By 2018, research from the Georgetown University Center on Education and the Workforce (CEW) predicts the U.S. will need 22 million new college degree holders to fill available jobs. The CEW predicts we will miss the mark by at least 3 million post-secondary degrees, associate or higher. Why? The percentage of Americans who have a post-secondary degree has remained relatively unchanged for the last 40 years, says the Lumina Foundation, a private foundation dedicated to positive post-secondary educational outcomes.
High cost of education: One major problem
If education does pay off and the country desperately needs an educated workforce, what seems to be the problem?

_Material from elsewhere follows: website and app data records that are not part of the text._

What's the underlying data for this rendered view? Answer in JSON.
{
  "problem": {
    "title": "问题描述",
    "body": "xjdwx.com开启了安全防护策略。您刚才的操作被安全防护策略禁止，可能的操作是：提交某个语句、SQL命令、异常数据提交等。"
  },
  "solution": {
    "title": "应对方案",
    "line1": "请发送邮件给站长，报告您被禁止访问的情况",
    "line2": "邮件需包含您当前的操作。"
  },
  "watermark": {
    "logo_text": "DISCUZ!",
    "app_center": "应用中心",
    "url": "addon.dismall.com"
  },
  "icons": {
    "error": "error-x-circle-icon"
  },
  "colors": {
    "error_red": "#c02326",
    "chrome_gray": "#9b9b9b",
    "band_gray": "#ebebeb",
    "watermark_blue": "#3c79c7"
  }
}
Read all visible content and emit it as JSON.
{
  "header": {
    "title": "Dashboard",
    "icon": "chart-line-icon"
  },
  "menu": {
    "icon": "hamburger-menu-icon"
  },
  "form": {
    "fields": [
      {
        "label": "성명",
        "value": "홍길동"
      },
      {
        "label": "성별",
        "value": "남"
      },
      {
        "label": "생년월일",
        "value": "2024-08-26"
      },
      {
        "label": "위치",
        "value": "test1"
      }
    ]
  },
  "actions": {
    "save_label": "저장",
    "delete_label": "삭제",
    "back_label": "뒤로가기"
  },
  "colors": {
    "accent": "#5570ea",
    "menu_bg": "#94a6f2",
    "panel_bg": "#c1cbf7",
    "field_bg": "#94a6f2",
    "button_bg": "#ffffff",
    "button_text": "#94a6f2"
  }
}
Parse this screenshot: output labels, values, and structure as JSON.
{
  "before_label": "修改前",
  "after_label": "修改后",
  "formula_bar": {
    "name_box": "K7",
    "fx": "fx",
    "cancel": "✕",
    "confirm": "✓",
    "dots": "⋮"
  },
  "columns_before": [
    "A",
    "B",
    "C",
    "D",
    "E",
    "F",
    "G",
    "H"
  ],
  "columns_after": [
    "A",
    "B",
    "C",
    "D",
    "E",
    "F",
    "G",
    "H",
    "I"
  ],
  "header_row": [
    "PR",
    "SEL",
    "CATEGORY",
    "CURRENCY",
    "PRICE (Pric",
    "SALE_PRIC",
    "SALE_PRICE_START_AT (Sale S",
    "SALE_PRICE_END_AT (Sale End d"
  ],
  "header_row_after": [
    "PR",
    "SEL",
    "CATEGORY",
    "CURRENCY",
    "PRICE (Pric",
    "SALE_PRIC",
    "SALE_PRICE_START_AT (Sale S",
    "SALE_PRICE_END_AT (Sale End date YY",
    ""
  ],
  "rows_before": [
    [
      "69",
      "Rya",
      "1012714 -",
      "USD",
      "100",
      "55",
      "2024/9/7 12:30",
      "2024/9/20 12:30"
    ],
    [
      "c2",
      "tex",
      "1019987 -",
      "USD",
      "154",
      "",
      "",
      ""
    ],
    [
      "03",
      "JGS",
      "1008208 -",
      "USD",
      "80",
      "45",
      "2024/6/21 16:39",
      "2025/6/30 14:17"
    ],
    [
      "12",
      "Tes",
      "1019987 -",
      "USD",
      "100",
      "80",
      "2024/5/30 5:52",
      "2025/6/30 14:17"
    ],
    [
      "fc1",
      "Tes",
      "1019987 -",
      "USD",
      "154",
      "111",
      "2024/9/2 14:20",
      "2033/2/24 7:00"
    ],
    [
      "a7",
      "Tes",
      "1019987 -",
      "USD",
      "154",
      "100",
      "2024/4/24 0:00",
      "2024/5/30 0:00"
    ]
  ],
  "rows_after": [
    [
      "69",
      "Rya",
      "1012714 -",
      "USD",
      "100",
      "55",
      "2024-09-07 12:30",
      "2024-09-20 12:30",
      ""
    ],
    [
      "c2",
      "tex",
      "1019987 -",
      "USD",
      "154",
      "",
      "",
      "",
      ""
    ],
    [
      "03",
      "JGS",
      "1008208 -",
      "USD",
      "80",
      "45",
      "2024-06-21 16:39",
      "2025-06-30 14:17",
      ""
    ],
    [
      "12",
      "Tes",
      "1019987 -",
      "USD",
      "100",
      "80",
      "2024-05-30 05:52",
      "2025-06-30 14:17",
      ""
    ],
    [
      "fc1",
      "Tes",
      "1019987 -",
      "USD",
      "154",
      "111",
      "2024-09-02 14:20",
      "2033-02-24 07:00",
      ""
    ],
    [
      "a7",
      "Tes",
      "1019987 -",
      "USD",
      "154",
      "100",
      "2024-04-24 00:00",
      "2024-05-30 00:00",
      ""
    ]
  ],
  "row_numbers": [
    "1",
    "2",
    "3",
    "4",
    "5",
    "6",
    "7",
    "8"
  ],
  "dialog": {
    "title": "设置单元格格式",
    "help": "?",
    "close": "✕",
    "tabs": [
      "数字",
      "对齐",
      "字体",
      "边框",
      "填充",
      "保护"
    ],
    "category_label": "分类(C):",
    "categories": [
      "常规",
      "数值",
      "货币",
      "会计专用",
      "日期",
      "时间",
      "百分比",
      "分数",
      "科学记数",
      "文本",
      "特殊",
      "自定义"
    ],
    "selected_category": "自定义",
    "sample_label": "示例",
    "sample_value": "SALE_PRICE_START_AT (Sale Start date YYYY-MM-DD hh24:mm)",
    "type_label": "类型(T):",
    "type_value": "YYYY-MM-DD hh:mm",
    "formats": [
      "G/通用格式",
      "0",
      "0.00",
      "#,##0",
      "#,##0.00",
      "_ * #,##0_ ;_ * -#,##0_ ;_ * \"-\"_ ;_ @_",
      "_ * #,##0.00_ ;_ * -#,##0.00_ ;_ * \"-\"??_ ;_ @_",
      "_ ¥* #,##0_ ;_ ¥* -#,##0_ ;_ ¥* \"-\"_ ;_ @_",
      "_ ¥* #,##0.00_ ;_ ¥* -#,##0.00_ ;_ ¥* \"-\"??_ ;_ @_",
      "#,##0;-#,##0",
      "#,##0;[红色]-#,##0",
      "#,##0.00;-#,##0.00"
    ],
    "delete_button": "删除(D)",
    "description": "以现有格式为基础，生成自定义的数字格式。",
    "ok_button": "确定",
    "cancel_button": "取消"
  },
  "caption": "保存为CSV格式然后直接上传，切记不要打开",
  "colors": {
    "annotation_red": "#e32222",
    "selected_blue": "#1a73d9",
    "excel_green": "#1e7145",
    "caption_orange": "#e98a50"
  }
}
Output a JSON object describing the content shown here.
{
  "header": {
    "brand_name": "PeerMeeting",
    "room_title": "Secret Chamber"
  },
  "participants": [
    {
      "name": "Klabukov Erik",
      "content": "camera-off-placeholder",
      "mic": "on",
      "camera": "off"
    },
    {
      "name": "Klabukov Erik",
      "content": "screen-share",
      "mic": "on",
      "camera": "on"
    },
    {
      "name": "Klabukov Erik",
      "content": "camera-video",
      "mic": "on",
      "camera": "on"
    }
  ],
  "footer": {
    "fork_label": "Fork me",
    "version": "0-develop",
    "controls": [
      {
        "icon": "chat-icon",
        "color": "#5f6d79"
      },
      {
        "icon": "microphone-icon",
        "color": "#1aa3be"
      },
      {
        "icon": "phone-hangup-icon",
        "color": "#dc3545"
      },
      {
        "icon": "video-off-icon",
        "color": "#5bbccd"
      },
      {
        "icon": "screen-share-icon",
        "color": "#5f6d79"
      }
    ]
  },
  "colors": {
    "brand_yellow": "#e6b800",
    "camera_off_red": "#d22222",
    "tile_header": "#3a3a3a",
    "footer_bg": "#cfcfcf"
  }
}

Cost, says the Pew survey; in the 18 to 34 age group, two-thirds of those not attending college identified having to support a family as the main reason, with 48 percent saying they can't afford to go to college.
Between 1985 and 2010, inflation in the U.S. increased by 107.05 percent while college tuition increased by 466.8 percent, according to Gordon H. Wadsworth, author of Cost Effective College. How are students paying for education? They take out student education loans--to the tune of nearly $1 trillion nationally, according to an MSNBC article in December 2010.
Online college education: A viable solution
"Online education presents a financially viable solution to increasing access to postsecondary education" reports the Center for College Affordability and Productivity in 25 Ways to Reduce the Cost of College. According to the report, online education can help improve post-secondary education in three main ways:
- Reduce costs. Schools should exploit technology to reduce costs instead of building and maintaining larger campus facilities as enrollments rise and state and federal funding for education ends up on the chopping block.
- Expand access. Students who live in remote areas, military service members and students with job and family obligations can access the online college education they want wherever and whenever it's convenient for them.
- Improve education. Innovative approaches to online education have the potential to "improve learning outcomes by individualizing learning in a manner that overcomes the shortcomings of traditional classrooms." For those programs that require a campus component such as an internship or clinical placement, many online schools offer hybrid and blended programs. Blended programs may also appeal to those students who prefer to combine online education with the campus experience.
According to a 2009 report by The Sloan Consortium, "online enrollments have continued to grow at rates far in excess of the total higher education student population, with the most recent data demonstrating no signs of slowing." Look into the opportunities available to you through the online college education revolution.